Advisory Board Member: Diarmid Harrison-Murray
Diarmid is the head of Framestore's 3D Department in London, having arrived as a mid-level TD in 2006 and accelerated through the ranks to lead some of their biggest projects, (including the Skyfall Title Sequence)
Since taking over as head of the department Diarmid has continued to add to his already impressive list of projects, overseeing work on the Coca-Cola ‘Siege’ ad, Pepsi Crowd Surfing and Three: The Big Fish. Now with a huge amount of experience under his belt, he is described as an ‘indispensable cornerstone of the Framestore family’ and we welcome this escapee’s expertise with open arms.
Tell us about your most exciting projects, and why they stood out?
I CG Supervised the Skyfall title sequence - It was a pretty epic project and I’m really pleased with the outcome. The great thing about this particular job is that individuals were assigned certain segments that they could work on from beginning to end. This is pretty rare and required us to be more flexible with regards to the pipeline. This flexible way of working requires a different mindset but provides a great opportunity for creative ownership. By assigning all the VFX work – from setup, animation through to lighting – across an entire scene to just one artist, that person is able to develop their scene as a whole, rather than just contributing one smaller element to it. It’s an incredibly satisfying way to work. One great example is Martin Aufinger’s beautiful and technically accomplished CG dragons.

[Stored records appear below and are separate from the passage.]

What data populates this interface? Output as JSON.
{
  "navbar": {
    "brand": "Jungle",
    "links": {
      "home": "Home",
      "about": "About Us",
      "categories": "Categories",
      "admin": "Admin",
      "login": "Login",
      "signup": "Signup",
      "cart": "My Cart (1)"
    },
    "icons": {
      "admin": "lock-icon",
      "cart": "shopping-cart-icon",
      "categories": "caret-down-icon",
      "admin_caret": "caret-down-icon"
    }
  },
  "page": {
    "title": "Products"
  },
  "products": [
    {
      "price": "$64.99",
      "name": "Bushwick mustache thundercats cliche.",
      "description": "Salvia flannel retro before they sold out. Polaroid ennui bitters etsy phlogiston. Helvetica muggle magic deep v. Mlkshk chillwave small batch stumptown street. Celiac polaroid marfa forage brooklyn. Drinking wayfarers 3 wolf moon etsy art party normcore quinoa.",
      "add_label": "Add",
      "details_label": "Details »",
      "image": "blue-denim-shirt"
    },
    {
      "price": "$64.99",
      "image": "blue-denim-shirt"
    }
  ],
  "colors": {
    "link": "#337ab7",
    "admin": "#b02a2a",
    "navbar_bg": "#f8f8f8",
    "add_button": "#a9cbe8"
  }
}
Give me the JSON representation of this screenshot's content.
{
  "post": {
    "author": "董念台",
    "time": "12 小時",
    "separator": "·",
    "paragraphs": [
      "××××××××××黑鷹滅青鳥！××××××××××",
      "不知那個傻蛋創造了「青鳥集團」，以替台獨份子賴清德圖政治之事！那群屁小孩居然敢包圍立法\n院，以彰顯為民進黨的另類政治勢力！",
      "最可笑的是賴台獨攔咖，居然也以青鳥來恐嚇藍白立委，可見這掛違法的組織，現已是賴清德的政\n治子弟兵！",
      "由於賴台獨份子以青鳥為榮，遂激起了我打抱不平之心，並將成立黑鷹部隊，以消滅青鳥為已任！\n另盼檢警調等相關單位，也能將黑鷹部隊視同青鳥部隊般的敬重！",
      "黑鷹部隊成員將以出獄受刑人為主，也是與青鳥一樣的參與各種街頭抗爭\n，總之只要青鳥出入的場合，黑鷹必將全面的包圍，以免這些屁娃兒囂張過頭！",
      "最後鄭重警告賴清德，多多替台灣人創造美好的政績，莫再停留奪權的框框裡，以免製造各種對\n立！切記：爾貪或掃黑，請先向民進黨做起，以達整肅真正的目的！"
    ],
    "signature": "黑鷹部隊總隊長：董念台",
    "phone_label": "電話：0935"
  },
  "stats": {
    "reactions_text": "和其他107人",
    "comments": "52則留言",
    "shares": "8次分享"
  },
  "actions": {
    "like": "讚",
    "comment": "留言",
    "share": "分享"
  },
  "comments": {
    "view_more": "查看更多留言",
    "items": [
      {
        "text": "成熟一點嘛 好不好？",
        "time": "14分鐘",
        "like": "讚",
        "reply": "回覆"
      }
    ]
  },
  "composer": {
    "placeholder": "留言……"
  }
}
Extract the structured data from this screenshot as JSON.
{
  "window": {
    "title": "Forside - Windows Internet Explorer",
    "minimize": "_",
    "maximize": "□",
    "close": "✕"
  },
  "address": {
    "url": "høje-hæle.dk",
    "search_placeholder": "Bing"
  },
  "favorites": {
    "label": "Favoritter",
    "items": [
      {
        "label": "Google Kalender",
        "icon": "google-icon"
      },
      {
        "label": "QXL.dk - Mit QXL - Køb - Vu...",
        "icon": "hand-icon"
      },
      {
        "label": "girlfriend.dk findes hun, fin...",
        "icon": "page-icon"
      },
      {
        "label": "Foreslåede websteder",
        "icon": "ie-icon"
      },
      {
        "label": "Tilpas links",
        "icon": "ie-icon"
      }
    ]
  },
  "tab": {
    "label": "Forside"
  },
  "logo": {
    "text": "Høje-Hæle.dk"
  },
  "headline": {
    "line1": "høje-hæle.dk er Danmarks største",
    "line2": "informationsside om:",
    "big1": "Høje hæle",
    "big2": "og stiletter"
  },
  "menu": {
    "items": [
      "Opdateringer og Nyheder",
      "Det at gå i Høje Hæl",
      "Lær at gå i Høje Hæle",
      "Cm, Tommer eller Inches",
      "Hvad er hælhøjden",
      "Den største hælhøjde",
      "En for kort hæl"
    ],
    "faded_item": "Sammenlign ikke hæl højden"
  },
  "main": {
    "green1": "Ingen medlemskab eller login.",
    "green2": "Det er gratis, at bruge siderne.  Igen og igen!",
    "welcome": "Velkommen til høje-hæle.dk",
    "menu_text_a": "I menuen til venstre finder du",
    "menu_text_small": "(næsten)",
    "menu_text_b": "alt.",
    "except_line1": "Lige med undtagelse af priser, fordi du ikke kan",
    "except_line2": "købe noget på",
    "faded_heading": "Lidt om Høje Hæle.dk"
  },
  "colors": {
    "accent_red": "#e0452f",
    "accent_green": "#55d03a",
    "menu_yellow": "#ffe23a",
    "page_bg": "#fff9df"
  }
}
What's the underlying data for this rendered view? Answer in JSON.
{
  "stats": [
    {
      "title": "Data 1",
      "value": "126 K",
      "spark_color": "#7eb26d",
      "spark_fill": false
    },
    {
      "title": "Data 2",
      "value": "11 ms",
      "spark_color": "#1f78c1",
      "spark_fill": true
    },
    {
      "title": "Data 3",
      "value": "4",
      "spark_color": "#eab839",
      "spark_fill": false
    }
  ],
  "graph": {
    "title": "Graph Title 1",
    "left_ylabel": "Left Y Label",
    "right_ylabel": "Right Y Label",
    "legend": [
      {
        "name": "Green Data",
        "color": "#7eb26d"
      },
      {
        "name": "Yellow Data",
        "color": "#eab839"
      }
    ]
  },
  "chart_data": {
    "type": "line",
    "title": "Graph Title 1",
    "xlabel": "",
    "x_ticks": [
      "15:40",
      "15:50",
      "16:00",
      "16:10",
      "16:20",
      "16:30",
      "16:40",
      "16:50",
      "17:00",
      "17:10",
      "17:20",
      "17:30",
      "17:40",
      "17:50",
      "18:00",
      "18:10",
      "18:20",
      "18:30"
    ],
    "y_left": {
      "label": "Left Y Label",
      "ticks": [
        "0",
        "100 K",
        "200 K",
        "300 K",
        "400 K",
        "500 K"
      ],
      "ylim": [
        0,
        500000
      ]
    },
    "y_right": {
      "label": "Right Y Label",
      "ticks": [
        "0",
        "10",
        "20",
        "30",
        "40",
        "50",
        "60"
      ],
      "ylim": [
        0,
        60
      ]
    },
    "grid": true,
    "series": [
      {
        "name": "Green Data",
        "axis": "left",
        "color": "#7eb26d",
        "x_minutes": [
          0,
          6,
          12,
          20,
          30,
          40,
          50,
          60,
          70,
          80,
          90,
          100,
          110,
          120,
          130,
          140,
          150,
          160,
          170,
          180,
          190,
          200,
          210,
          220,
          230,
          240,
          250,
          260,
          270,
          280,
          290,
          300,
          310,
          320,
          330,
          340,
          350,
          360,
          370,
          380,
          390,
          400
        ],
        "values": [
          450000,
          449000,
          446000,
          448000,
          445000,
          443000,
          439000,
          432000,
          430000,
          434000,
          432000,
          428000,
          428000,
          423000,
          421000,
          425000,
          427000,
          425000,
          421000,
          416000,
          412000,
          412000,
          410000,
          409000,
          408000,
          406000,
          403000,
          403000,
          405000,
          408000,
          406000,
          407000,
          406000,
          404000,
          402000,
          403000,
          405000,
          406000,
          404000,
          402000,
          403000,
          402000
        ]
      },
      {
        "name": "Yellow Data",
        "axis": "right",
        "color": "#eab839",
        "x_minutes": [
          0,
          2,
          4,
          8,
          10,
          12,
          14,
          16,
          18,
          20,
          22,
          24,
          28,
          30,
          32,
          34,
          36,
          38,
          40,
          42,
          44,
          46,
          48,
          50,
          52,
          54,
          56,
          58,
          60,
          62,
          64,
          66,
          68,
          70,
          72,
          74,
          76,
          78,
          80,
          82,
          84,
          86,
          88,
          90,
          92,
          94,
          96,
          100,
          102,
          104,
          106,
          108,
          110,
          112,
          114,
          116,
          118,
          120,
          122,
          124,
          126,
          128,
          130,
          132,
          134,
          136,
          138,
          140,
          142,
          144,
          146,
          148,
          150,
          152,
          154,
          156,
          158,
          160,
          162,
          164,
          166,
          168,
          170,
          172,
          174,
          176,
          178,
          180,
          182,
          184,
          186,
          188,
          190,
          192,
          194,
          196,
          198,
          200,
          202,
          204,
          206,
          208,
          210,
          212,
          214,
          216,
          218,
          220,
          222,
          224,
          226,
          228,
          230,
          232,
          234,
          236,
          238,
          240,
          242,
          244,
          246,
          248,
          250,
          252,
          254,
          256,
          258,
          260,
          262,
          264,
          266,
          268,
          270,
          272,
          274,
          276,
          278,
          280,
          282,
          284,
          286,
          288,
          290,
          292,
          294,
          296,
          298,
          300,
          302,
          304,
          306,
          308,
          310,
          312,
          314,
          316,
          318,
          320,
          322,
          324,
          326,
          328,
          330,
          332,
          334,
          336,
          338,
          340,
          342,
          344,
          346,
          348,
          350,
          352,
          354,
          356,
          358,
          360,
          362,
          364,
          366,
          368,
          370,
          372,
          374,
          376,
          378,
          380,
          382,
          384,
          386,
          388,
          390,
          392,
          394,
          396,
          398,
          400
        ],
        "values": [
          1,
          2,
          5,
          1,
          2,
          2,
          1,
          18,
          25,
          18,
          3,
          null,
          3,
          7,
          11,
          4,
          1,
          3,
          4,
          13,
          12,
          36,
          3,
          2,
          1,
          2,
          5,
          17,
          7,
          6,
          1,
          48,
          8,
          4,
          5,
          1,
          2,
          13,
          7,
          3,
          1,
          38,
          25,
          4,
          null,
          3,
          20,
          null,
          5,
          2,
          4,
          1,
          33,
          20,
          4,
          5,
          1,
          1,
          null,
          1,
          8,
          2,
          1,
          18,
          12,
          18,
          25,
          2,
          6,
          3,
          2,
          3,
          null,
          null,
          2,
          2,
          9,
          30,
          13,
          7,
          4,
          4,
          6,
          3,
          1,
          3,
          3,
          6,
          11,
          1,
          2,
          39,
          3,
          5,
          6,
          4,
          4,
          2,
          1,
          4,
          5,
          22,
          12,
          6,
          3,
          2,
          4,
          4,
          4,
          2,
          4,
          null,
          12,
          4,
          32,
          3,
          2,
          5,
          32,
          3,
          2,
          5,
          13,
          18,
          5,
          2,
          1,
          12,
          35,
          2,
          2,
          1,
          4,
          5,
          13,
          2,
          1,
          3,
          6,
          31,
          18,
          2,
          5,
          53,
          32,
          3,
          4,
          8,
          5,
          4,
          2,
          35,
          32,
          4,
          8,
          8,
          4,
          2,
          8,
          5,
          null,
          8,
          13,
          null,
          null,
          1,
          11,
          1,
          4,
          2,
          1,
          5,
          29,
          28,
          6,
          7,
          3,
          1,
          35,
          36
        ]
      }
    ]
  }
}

Recently I’m enjoying Directing and being more creatively involved with projects. I Directed Three Mobile’s 'The Big Fish' commercial. It was a short schedule by anyone’s standards, but the approach of putting a bit more creative control into one place and having a one-stop creative solution, from concept to CGI to directing, can be more efficient. You don’t always need to take the scenic route to get a great result. The giant Octopus was one of our own script evolutions for example.
How important is it for the industry to continue to dispatch knowledge and experience on to other budding VFX artists?
It’s massively important. Speaking from my own personal experience, when I started out I relied heavily on the advice and guidance of people already working in the industry. A friend of mine was working at Framestore when I was thinking about getting into VFX. Speaking with him about the projects he was working on was a great insight into the industry and what I needed to learn to work alongside people like him. Professionals’ educating budding VFX artists helps continue the stream of people into the industry,.
What inspired you to want to get into the world of VFX?
I was working as a photographer’s assistant doing digital re-touching. An old friend of mine who worked as a CG supervisor at the time mentioned CGI as a possible career path. He said that it was a huge subject to try and learn, but that if I stuck at it and had some talent, there were jobs on the other side. I don't know how serious he thought I was, but I took him at his word and started teaching myself CG. This was the beginning of the winding road that led me to Escape and to where I am now.
What made you choose to study at Escape?
I guess the thing that I remember most fondly is just being in a supportive learning environment in which I could just explore and experiment with both creative and technical ideas. Surrounded by really smart tutors, most of whom had come directly from the industry, and other like-minded students, really meant it was a time of accelerated learning.